■ WORK INSTRUCTIONS ■
Whenever a line in the data holds the string "true", pull that line out.

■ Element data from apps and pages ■
..............................
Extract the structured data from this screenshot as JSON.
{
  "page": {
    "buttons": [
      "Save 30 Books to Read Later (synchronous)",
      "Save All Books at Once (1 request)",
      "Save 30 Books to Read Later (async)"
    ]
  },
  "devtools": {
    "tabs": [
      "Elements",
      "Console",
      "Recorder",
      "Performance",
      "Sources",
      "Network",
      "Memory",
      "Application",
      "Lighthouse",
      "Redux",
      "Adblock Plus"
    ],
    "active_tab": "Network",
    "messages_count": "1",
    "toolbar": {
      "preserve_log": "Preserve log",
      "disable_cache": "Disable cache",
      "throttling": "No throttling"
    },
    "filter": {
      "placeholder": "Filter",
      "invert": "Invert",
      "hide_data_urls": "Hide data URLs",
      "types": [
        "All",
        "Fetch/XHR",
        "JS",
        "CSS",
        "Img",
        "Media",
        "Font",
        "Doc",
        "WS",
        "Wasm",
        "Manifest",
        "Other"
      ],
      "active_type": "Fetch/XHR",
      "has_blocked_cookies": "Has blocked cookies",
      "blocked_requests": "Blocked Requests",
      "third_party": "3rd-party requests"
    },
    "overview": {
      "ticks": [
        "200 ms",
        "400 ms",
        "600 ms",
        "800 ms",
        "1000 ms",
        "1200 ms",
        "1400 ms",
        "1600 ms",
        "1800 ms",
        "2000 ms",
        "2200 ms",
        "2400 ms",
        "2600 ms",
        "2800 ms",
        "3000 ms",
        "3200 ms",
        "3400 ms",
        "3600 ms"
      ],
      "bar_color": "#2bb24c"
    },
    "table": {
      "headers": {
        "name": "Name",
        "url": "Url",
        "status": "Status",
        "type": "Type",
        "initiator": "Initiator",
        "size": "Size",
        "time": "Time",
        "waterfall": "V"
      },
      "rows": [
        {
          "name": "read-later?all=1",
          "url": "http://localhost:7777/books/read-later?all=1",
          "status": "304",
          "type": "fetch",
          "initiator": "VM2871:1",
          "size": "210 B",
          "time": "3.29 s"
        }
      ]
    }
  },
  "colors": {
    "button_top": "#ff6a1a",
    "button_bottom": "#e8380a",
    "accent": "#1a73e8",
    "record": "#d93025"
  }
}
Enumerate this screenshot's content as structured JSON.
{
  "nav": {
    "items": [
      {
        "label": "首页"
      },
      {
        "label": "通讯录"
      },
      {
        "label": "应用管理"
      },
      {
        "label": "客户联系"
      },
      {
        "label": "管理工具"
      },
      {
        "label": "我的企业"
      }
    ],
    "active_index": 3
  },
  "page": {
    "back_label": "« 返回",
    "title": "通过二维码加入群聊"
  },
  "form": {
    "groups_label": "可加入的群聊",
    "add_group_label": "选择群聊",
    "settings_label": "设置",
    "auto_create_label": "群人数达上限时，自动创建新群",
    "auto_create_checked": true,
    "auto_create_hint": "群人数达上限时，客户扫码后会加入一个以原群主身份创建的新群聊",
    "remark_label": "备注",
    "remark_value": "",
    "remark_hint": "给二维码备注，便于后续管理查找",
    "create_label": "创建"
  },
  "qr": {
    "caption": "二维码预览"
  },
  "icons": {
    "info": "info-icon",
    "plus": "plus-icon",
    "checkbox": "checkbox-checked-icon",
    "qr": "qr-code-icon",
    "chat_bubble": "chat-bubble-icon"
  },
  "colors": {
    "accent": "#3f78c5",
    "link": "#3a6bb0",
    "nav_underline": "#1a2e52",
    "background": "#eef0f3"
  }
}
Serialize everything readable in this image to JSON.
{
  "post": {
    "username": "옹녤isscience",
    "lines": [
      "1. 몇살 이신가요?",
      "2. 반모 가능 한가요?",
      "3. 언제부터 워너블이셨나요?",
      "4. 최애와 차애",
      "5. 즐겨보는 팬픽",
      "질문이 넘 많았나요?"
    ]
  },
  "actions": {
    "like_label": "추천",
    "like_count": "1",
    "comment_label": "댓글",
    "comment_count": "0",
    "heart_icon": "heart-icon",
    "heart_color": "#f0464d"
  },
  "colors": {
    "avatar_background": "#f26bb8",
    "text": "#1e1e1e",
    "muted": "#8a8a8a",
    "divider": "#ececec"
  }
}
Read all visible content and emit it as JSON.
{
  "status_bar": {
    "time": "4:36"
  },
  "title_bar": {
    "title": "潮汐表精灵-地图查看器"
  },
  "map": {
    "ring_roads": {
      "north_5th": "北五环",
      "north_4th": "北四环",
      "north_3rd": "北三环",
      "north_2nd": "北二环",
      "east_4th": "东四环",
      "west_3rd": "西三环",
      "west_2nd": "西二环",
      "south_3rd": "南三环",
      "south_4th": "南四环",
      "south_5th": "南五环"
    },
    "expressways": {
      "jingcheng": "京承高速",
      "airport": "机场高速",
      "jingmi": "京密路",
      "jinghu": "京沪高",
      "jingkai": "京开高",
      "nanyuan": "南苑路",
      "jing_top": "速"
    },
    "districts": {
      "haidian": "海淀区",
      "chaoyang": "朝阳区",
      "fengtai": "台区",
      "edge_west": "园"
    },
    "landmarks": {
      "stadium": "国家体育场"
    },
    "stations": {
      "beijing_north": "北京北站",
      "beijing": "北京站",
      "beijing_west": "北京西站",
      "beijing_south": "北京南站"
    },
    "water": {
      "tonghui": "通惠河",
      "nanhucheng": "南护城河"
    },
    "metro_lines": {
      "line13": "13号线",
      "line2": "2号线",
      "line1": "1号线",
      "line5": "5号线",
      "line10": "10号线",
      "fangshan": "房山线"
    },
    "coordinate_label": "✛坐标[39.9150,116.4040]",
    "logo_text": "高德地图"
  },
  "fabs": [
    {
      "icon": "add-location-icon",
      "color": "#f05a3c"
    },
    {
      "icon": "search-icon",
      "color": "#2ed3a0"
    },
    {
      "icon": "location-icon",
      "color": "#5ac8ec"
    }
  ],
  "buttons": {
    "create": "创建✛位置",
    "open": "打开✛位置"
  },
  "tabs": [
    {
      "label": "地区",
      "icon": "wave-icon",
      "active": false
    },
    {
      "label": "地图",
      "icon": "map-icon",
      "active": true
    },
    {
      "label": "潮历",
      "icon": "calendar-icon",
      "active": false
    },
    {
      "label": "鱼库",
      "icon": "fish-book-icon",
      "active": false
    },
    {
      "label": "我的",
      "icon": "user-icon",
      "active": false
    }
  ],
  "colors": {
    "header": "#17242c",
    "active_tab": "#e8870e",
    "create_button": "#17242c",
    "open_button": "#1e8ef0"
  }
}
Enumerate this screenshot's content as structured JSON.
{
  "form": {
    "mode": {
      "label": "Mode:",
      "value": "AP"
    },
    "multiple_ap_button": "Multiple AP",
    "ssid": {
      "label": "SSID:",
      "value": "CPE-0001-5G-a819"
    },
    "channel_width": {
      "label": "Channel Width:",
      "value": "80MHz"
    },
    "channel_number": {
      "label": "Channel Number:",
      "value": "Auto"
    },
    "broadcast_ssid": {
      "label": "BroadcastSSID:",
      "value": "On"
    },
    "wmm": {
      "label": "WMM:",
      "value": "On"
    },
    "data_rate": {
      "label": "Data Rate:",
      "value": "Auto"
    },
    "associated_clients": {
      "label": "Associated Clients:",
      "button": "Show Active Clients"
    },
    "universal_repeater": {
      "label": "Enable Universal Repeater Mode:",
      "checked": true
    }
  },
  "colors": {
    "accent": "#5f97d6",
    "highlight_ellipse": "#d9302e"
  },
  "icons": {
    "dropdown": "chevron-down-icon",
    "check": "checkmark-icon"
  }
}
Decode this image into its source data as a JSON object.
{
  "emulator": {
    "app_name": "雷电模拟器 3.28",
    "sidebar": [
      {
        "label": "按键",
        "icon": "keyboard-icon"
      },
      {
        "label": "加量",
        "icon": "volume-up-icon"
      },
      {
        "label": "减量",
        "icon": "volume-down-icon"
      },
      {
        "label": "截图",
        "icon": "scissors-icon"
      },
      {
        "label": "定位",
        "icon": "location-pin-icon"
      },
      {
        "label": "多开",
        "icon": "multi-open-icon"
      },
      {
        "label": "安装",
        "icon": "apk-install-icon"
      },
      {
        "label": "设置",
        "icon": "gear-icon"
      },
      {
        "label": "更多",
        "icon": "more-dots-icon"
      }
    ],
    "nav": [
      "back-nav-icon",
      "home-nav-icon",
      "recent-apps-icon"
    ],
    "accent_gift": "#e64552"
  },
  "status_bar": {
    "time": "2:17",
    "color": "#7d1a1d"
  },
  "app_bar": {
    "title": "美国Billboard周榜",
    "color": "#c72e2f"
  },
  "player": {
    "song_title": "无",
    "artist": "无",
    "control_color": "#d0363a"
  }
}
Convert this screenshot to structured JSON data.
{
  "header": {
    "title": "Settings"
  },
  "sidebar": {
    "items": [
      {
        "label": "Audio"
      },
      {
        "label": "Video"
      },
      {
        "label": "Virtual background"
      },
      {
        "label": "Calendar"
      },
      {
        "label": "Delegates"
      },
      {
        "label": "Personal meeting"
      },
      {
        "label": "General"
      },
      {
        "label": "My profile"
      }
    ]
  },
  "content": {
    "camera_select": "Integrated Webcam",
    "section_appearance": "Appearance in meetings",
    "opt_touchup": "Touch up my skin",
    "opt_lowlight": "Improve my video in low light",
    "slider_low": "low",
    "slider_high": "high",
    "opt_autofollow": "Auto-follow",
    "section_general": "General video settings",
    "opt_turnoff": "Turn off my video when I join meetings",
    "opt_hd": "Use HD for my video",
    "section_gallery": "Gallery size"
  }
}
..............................
■ FINISHED TASK ■
    "auto_create_checked": true,
      "active": true
      "checked": true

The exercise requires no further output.